Terraforce comes out tops at the 2004 CMA Awards
At the gala banquet ceremony for the bi-annual CMA Awards for Excellence, held at the Theatre on the Track, Kyalami, Gauteng on October 9, Terraforce once again dominated in the segmented concrete retaining block category, taking home all six awards allocated to this genre.
Out of 13 submissions in the retaining wall elements category, eight were from Terraforce and four of these won all the awards allocated to the category, firmly cementing Terraforce’s position as a market leader in this field. Mr. Holger Rust, owner and director of Terraforce, is adamant in passing his thanks on to those who have helped him to build up a successful and thriving business over the past years:
“our success is largely due to a well-oiled team effort and we thank our licensees and recommended contractors for their creative and dedicated input and continued support.”
Two national CMA awards – only conferred if the judges feel the entries meet the standards worthy of such an award – were presented to projects utilising Terraforce blocks, of which the most striking is a large installation on the Dimension Data Campus in Gauteng.
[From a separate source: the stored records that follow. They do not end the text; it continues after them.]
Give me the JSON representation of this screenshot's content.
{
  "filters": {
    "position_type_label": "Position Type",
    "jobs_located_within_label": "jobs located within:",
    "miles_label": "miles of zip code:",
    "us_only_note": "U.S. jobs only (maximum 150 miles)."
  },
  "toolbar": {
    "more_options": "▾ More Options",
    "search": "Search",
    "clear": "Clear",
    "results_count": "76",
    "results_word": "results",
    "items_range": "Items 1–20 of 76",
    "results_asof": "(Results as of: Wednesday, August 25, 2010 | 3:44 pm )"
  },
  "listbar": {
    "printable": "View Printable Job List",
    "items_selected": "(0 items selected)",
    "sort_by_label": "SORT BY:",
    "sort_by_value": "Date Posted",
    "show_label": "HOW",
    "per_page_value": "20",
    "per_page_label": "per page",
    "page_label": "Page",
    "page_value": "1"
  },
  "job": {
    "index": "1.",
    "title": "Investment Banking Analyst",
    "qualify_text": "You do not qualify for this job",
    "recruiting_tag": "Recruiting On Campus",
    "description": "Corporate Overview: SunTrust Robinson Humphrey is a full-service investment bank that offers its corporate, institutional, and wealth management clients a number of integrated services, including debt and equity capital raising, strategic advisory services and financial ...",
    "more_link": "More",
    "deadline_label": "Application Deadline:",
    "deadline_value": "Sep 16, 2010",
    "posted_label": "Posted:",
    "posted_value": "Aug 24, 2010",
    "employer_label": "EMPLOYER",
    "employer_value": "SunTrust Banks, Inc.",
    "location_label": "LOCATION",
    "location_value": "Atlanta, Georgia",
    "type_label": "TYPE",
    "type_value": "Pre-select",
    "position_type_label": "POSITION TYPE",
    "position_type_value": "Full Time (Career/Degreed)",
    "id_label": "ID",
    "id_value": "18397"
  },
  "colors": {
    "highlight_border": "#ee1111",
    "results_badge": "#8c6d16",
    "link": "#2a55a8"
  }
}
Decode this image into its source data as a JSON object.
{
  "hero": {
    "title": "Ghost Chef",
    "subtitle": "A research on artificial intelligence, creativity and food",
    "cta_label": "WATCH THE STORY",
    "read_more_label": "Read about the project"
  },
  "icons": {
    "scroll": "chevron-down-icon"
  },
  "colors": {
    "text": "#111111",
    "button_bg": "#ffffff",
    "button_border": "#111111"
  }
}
Here 38 000 L18 blocks with a rock-face finish were used to create a terraced application to accommodate spectator seating and vertical walls.
Judges commented on the “good engineering and overgrowth, as well as good variety and combination of materials that blend in well with the architecture.”
The other national award went to a Terraforce retaining wall – installed by Decorton – that impressed for its creative use of L11 and 4×4 blocks to provide a solution for a difficult architectural task: providing level space for a tennis court, swimming pool, forecourt and garden space around this new residence on a steeply sloping site.
The end product revealed an aesthetically pleasing, superbly planted and functional retaining wall that impressed the judges with its “good integration of design elements and levels, as well as use of different blocks and excellent plant coverage.”
The award-winning project in the vintage category showcases a retaining wall around the Liesbeek Trail – built ten years ago – which is now completely invisible to the naked eye. The environment looks untouched, erosion has been curbed and visitors can enjoy the natural beauty of the surrounding once more.